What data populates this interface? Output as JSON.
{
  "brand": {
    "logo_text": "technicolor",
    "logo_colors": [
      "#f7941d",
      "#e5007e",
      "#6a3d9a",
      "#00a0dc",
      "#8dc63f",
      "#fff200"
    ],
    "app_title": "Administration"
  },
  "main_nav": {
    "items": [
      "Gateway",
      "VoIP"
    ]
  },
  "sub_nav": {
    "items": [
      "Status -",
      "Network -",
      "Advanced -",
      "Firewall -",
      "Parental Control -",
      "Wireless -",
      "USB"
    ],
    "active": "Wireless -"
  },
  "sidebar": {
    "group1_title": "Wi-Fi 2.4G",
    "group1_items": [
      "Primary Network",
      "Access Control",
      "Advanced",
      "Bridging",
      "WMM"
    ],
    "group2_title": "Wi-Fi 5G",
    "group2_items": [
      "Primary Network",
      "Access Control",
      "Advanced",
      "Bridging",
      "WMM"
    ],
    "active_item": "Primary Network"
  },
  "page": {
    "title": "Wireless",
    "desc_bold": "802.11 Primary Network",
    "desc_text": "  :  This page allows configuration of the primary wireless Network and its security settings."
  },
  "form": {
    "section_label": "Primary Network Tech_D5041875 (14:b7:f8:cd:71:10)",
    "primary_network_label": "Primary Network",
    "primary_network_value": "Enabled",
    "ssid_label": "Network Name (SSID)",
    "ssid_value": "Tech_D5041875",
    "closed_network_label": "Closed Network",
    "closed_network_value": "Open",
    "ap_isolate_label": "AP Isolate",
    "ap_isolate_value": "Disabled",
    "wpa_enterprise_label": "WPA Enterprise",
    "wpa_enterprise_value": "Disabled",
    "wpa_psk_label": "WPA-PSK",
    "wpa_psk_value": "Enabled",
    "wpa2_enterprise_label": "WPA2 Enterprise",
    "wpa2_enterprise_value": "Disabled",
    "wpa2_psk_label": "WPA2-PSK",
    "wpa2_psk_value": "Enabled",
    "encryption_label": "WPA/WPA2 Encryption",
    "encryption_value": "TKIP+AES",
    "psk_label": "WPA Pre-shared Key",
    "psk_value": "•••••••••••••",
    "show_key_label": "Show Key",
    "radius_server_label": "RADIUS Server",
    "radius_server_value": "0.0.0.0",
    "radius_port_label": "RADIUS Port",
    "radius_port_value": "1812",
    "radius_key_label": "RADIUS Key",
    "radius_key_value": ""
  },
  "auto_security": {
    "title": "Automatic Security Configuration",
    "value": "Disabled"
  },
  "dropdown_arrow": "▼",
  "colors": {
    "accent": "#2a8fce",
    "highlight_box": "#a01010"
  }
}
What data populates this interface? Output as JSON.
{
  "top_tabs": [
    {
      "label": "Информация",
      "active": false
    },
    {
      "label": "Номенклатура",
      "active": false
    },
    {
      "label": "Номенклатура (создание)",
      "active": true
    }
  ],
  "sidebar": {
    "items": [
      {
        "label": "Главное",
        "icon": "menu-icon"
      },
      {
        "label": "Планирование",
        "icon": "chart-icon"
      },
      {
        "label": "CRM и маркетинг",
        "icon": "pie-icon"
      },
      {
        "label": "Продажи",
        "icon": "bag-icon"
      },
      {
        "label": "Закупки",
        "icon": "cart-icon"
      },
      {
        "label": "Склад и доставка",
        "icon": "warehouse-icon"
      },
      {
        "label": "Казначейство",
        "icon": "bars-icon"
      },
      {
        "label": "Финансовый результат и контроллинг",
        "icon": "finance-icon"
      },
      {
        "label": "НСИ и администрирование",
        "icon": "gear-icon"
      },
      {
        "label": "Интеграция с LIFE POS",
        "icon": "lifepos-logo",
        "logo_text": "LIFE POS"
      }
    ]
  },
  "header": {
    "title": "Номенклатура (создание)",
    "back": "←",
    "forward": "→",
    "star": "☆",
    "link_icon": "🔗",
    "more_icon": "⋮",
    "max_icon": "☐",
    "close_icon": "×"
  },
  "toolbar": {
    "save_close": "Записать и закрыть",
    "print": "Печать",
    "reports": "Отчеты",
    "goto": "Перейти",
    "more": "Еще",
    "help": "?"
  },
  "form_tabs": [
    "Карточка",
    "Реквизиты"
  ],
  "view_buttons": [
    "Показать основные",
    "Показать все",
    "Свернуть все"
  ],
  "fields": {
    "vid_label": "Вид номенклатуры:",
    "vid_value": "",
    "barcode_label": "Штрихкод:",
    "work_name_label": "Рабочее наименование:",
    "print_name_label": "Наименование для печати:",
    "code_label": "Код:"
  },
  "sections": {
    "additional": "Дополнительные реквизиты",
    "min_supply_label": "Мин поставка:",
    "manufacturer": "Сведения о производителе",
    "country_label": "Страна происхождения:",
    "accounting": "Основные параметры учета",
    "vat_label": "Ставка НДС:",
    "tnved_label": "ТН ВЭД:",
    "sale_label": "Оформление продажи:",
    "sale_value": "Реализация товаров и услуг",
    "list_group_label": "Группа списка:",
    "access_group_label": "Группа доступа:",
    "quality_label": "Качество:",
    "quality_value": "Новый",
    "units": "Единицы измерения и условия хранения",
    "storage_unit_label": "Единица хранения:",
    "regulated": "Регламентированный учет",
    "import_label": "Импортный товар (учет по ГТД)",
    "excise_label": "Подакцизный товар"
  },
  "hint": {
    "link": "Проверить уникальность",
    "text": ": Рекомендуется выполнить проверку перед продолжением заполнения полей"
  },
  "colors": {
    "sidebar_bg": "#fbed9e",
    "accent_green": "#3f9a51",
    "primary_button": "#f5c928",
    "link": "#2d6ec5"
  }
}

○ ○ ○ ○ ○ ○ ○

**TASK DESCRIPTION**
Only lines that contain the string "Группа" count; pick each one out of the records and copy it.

**REPLY**
    "list_group_label": "Группа списка:",
    "access_group_label": "Группа доступа:",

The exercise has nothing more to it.